===== DATASET ENTRIES =====

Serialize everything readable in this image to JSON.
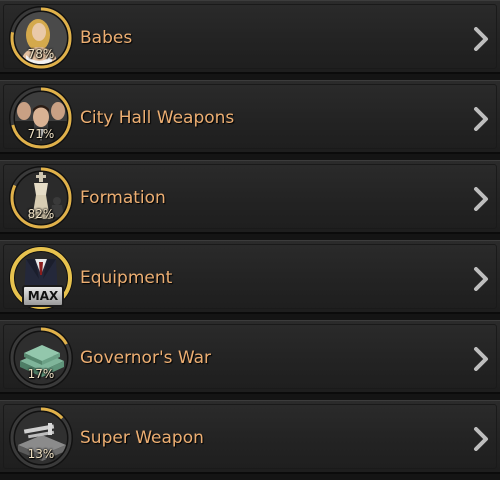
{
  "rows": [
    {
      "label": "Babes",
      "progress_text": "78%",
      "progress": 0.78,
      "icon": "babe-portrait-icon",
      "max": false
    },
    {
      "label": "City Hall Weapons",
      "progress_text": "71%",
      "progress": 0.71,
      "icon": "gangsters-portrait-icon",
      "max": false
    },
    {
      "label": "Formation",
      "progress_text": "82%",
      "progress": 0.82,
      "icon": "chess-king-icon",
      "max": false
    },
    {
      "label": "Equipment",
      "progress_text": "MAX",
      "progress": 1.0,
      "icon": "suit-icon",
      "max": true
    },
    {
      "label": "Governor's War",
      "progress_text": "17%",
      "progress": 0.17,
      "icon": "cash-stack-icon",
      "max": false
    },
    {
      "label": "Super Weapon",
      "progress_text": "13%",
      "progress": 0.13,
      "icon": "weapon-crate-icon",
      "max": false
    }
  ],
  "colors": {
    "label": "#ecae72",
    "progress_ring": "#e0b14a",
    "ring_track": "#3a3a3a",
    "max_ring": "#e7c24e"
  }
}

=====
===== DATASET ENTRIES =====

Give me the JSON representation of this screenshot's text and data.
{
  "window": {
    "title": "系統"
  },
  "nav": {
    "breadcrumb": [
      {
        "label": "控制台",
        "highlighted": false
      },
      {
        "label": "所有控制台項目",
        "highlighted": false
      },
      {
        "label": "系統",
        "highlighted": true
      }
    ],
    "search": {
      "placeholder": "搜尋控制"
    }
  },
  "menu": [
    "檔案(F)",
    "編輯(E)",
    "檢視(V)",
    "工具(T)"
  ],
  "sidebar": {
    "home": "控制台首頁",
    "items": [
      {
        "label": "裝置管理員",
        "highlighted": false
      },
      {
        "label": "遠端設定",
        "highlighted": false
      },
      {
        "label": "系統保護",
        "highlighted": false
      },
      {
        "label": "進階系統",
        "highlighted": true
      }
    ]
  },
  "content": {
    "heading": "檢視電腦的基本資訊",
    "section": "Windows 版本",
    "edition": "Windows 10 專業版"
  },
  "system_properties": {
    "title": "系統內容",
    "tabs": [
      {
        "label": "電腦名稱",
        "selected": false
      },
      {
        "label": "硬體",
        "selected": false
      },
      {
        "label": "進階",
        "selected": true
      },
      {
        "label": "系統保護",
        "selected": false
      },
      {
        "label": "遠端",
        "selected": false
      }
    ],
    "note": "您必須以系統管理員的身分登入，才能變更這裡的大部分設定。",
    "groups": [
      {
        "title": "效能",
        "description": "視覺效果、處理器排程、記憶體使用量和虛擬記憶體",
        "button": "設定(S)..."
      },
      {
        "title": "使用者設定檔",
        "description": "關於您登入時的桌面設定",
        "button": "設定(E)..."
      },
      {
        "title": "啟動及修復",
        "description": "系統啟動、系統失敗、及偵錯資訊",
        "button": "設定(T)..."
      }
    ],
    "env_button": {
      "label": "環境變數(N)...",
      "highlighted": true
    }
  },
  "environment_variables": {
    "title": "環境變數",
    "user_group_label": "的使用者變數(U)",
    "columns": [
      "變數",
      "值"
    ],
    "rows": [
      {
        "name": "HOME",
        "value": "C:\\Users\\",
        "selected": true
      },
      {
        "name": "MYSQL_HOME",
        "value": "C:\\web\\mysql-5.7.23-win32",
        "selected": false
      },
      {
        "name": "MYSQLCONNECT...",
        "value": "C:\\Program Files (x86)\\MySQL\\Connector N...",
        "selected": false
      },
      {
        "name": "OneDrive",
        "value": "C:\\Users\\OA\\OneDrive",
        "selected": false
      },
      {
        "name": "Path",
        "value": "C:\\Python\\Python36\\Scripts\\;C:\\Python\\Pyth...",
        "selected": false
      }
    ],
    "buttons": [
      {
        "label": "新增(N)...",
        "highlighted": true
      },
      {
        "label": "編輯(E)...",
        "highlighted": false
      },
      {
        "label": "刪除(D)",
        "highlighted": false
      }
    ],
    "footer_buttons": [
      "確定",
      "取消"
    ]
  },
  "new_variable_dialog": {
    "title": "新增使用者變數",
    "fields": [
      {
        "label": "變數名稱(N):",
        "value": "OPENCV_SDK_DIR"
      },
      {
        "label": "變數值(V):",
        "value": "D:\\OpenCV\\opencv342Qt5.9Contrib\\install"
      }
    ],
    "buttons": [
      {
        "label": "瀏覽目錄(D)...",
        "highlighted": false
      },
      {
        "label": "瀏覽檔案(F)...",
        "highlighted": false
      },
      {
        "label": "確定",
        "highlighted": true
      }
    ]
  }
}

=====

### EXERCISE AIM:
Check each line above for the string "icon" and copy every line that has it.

### SOLVED PROBLEM:
      "icon": "babe-portrait-icon",
      "icon": "gangsters-portrait-icon",
      "icon": "chess-king-icon",
      "icon": "suit-icon",
      "icon": "cash-stack-icon",
      "icon": "weapon-crate-icon",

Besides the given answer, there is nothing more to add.